Standing in the middle. Expressing uncertainty. How pathetic, wishy-washy liberal and cop-out is that?

For the avoidance of doubt, when I say “Oi! JK Rowling! Wind yer neck in!” the request is directed at anyone who finds themselves becoming overheated in this heated debate.

There are a lot of them out there. First through the doors is the common sense lobby. The ones who say we should not be wasting time on such things when there is real work to be done, like tackling poverty or fixing what ails the NHS.

It is however possible to do more than one thing at once. To tackle injustice and fight prejudice wherever they rear their heads. This is why we band together as a society and elect governments. We want stuff done and we cannot do it as individuals.

Now, you may not like this society of ours, you may wish it would pull its finger out and be better than it is. You might even think there is no such thing as society. But it is there, and you notice when it crumbles.

Anyone who thinks scrapping this bill will make even the tiniest dent in the amount needed to eradicate poverty doesn’t understand the scale of the problem. The naysayers are right to some extent. Everything comes down to money and power. Who has it, who does not. Which brings us to JK Rowling and her part in the debate. Brace yourselves here for one of those whiny, pinko, on the one hand then the other statements.

As a feminist I never thought I’d see the day when people, mostly men, tried to roll back the progress women have fought and died for. There are angry men out there who want women to wheesht and we cannot drop our guard for a second.

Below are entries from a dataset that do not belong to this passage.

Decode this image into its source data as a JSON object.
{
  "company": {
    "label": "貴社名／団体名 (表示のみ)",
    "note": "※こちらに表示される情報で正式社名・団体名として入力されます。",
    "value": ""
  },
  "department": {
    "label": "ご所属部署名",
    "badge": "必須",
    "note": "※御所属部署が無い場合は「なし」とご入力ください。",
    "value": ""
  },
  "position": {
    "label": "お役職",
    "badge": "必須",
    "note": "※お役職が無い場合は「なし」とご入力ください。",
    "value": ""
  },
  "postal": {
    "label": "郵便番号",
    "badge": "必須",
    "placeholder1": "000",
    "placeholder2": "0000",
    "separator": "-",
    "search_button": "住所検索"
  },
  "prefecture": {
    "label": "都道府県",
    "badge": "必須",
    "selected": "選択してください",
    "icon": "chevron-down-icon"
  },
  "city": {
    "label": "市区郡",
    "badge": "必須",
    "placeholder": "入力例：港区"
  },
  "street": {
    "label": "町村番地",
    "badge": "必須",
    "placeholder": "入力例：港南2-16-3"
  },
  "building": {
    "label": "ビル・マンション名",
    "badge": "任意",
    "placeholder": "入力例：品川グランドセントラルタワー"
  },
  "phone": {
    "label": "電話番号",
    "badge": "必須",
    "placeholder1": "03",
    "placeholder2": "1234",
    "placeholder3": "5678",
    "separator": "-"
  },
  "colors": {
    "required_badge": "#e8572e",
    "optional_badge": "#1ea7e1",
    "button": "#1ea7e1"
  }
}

JK Rowling has played a huge part in leading the pushback against those who would do women wrong. I praise her for that and support her in that fight. Yet there is something about her approach lately that is starting to bother me.

Maybe it is the imbalance of power. Not between her and the Scottish Government, it is big enough to look after itself. It’s an underdog thing. A rich woman with money enough to hire lawyers whenever she chooses, Ms Rowling takes no nonsense from anyone. Good for her. Not everyone can command the front pages as she does, though.

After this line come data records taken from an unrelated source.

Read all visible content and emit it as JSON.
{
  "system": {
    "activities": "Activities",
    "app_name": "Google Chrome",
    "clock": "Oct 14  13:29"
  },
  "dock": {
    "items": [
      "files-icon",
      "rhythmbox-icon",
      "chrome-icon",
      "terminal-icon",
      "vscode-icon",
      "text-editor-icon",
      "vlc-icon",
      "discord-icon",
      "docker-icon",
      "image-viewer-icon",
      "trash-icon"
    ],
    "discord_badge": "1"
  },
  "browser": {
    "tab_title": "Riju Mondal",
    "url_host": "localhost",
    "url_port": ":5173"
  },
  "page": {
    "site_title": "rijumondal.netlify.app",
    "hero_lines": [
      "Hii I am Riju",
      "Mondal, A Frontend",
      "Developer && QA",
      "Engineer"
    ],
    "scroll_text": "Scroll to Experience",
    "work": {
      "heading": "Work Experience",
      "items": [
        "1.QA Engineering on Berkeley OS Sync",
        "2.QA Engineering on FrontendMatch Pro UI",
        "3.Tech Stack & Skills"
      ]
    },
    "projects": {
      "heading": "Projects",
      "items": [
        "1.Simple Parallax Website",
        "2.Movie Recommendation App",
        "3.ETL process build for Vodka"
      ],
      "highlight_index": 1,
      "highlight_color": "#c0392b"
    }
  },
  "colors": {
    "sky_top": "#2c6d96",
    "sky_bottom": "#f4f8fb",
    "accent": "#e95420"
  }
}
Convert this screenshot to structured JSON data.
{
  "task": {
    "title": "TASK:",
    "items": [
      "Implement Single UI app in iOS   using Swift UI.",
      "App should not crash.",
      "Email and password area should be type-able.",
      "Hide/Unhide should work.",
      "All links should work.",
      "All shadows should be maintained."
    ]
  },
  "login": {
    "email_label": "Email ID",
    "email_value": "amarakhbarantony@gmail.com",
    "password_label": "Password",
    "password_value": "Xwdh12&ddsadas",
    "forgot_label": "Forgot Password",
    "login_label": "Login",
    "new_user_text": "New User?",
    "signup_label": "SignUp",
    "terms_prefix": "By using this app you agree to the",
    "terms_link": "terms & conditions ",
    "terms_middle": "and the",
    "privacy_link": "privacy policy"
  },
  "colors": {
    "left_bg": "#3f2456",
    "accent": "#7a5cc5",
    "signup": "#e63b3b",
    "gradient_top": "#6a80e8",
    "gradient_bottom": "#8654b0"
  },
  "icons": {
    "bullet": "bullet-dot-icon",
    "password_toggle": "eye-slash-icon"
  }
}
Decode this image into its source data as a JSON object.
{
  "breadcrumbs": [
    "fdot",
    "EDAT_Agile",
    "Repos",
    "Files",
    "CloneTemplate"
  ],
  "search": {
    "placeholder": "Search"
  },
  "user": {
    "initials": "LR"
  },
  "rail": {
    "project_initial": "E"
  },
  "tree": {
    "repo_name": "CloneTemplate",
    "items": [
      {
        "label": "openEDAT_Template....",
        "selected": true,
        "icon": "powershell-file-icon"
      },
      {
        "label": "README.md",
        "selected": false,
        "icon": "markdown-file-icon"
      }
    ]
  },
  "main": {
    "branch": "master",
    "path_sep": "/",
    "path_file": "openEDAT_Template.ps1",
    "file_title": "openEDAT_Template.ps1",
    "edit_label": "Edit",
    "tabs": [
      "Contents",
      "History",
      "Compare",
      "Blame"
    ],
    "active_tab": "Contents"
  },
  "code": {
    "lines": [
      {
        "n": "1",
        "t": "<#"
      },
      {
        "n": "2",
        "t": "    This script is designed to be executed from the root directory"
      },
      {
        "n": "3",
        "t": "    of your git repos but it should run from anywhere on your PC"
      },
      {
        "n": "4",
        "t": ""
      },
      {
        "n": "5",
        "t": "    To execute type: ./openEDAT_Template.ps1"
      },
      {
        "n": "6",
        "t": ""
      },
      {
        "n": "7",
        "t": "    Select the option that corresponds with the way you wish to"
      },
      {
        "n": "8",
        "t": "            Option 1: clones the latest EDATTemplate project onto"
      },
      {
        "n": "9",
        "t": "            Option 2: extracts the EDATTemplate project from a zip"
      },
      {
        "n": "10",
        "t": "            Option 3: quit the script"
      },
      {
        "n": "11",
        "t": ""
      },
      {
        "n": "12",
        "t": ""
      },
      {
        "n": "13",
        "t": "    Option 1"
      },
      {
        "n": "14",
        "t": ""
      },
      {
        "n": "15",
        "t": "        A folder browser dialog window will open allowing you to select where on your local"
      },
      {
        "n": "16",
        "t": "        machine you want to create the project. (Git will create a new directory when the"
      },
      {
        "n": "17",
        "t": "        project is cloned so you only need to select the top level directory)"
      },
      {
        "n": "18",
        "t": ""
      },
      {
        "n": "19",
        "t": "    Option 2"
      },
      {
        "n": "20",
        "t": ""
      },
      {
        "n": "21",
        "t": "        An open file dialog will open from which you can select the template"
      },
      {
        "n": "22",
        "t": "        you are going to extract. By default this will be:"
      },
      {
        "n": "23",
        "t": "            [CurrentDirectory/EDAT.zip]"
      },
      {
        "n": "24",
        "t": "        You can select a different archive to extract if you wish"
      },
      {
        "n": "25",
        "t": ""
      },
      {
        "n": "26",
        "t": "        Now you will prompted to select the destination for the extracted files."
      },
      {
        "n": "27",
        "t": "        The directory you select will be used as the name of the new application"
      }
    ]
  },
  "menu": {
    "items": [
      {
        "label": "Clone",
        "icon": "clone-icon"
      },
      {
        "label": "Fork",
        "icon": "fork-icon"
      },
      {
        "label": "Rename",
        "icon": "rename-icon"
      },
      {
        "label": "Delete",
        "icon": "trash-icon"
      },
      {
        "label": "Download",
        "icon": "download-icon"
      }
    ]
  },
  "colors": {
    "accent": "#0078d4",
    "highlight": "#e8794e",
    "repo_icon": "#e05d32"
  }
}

Next, I’m not sure about some of those who are rushing to be on her team. When I approach an argument I look to see who I will be standing beside. It is not the only consideration but it matters. Do I really want to be on the same side as Rishi Sunak and Alister Jack?

The latter said Scotland was famous for its “irreverent sense of humour and a love of robust debate” but that “this authoritarian Nationalist administration will crush these great traits of ours.” Are you kidding Mr Jack? How is your mate Boris, the one you stood in the street cheering when he was hoofed out of office? The one who prorogued parliament?

I also have a soft spot for those who wax lyrical about the Scottish Enlightenment and the days we led the world in free speech. That will be the same Enlightenment in which women did not have the vote and the poor were left to rot. Yes, let us jump in the DeLorean and get back to those good old days.

Regarding those columnists on what we used to call “London-based papers” saying how sorry they are that Scotland should be living under the yoke of wokery, save it, pals. As the man with the paintbrush said in Local Hero, are there two gs in bugger off?

Here just about endeth this plea from a wishy-washy liberal. No answers advanced, no clever compromises suggested. Just a plea for everyone to steady the buffs, and let us see what happens.

One last thing before I head off to bag those discounted Easter eggs. In becoming so worked up about hate crimes, doesn’t this show, to Scotland’s credit, how much we care about doing the right thing? If this is a test of tolerance, we might just have passed.